- It is hard to miss an enthusiasm gap. Trump’s ardent partisans are fired up about him. Biden’s are excited to get rid of Trump, Biden is the means to that end.
- Related, Trump is unpopular but that doesn’t mean people are sold on the Democratic policy platform. Just like many progressive Dems, plenty of Trump voters see this is as a lesser of two bad options election, too.
- It would mean that the “hidden” Trump vote was at least to some extent real and not a marginal issue and all those voters telling pollsters they were voting for Biden but they thought Trump would win were sending a signal about what they were experiencing, not just living a 2016 hangover. (There is also the possibility of a hidden Biden vote and a landslide in the popular vote).
- It would likely mean that we didn’t pay enough attention to how, despite Covid, a lot of Americans do feel better off economically now than four years ago, and not just wealthy Americans.
- Or it might mean another polling error or that the composition of the electorate or composition because of intense voting by mail was not what analysts assumed it would be.
I would suggest that if Trump wins it means the country’s elites and leaders are even more dangerously out of touch with the rest of the country than commonly assumed – to an extent that is a bigger problem than a second Trump term. This would be next level for the old quip about not knowing anyone who voted for Nixon.
Big caveat. In 2016 I visited more than 40 states and you could feel something was afoot in the country when you got out of places like DC, New York, and Caifornia. In 2020 because of Covid I’ve been to less than a dozen states, all but a few east of the Rockies. My gut tells me not to be shocked if Trump wins, but almost nothing in the data or structural factors point that direction. Given how cloistered 2020 has been it feels like flying blind.
Closer to home, a Biden win likely portends a lot of attention to higher education at a key moment for that sector. More of a mixed bag for K-12. Investment and attention to non-academic facets of student’s lives but also intense pressure on accountability and rough going for efforts to empower poor families with educational choice whether through charters or non-public options.

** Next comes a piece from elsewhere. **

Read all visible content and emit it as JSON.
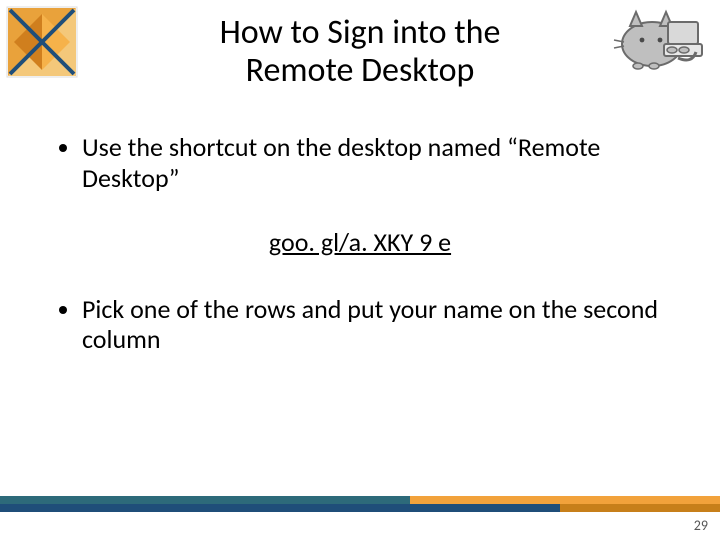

Some things I’m watching: The tax referendums in AZ and CA, there are others, for instance a sin tax one in CO, but AZ and CA seem important signals. Also, affirmative Action in CA, and sex education in Washington – the latter may be a harbinger of a renewed culture war around schools – people love those! Paradoxically, it’s possible Democrats have a big election in key races but progressive priorities on various ballots go down.

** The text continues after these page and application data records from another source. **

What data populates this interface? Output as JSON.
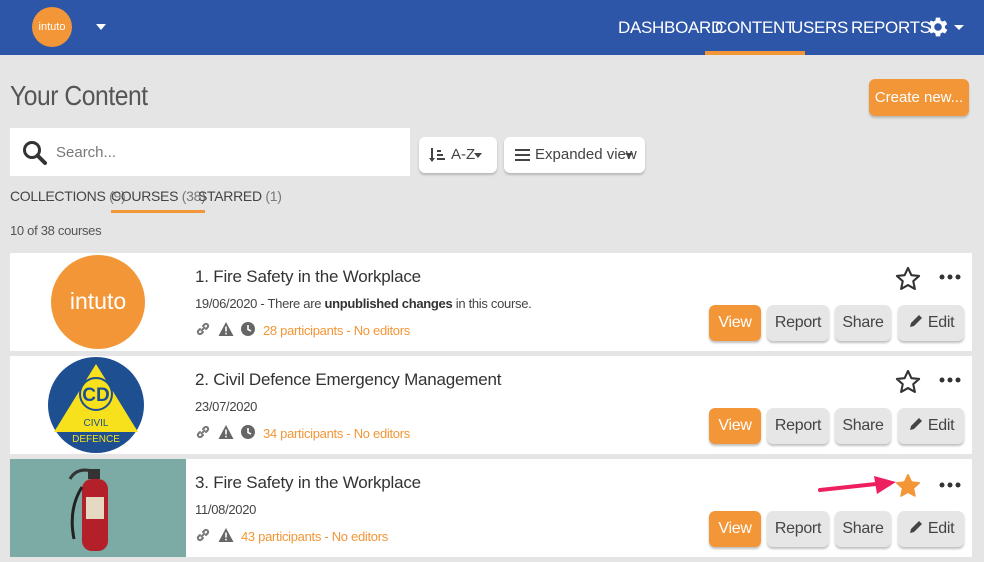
{
  "header": {
    "logo_text": "intuto",
    "nav": [
      "DASHBOARD",
      "CONTENT",
      "USERS",
      "REPORTS"
    ],
    "active_nav": "CONTENT"
  },
  "page": {
    "title": "Your Content",
    "create_label": "Create new..."
  },
  "search": {
    "placeholder": "Search..."
  },
  "controls": {
    "sort_label": "A-Z",
    "view_label": "Expanded view"
  },
  "tabs": [
    {
      "label": "COLLECTIONS",
      "count": "(9)"
    },
    {
      "label": "COURSES",
      "count": "(38)"
    },
    {
      "label": "STARRED",
      "count": "(1)"
    }
  ],
  "result_count": "10 of 38 courses",
  "courses": [
    {
      "title": "1. Fire Safety in the Workplace",
      "date": "19/06/2020",
      "note_prefix": " - There are ",
      "note_bold": "unpublished changes",
      "note_suffix": " in this course.",
      "participants": "28 participants - No editors",
      "starred": false,
      "thumb": "intuto-logo"
    },
    {
      "title": "2. Civil Defence Emergency Management",
      "date": "23/07/2020",
      "note_prefix": "",
      "note_bold": "",
      "note_suffix": "",
      "participants": "34 participants - No editors",
      "starred": false,
      "thumb": "civil-defence-logo"
    },
    {
      "title": "3. Fire Safety in the Workplace",
      "date": "11/08/2020",
      "note_prefix": "",
      "note_bold": "",
      "note_suffix": "",
      "participants": "43 participants - No editors",
      "starred": true,
      "thumb": "fire-extinguisher-photo"
    }
  ],
  "actions": {
    "view": "View",
    "report": "Report",
    "share": "Share",
    "edit": "Edit"
  },
  "thumb_text": {
    "intuto": "intuto",
    "cd": "CD",
    "civil": "CIVIL",
    "defence": "DEFENCE"
  },
  "colors": {
    "header": "#2d56a8",
    "accent": "#f39637",
    "annotation_arrow": "#ee1f5f"
  }
}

The Texas state legislative races are important for that state and also for what they say about urban, suburban, rural politics, which matters to education. There are some state chief races and some governor’s races, few are close. The Peters – James Senate race in Michigan has some longer term implications for education. The Webb – Good House race in Virgina’s 5th is one to watch for a sense of just how far right the Republican Party can go, even in gerrymandered districts, and win and about the saliency of lightning rod social issues.
Standing disclosure and transparency:

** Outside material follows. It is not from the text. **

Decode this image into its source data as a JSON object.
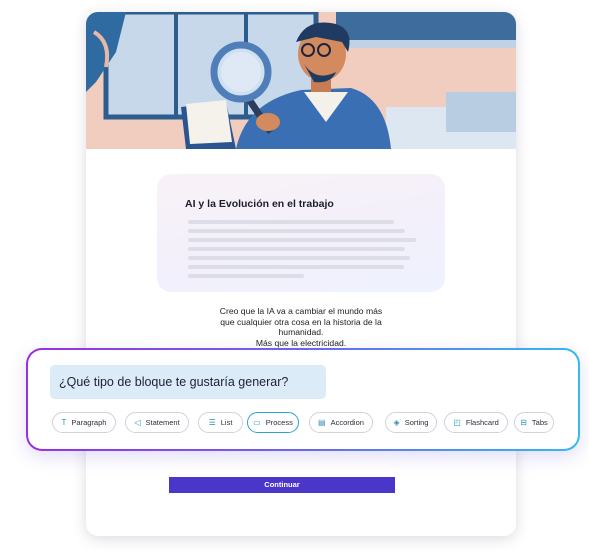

I supported and raised money for Biden and Harris in this election. My wife and I also gave money to Senator Mark Warner and Cameron Webb, the congressional candidate in Virginia. But that is neither here nor there, Bellwether is a 501(c)3 and we take the letter and spirit of that seriously. Across our 60 team members you will find ideological diversity – left, right, and center as well as some apolitical types (and of course traditional partisan delineations are sort of meaningless in education – school choice is exhibit A of that craziness). That viewpoint diversity is by design, we think it makes our work better. And our mission is about education and schools, not partisan control of government.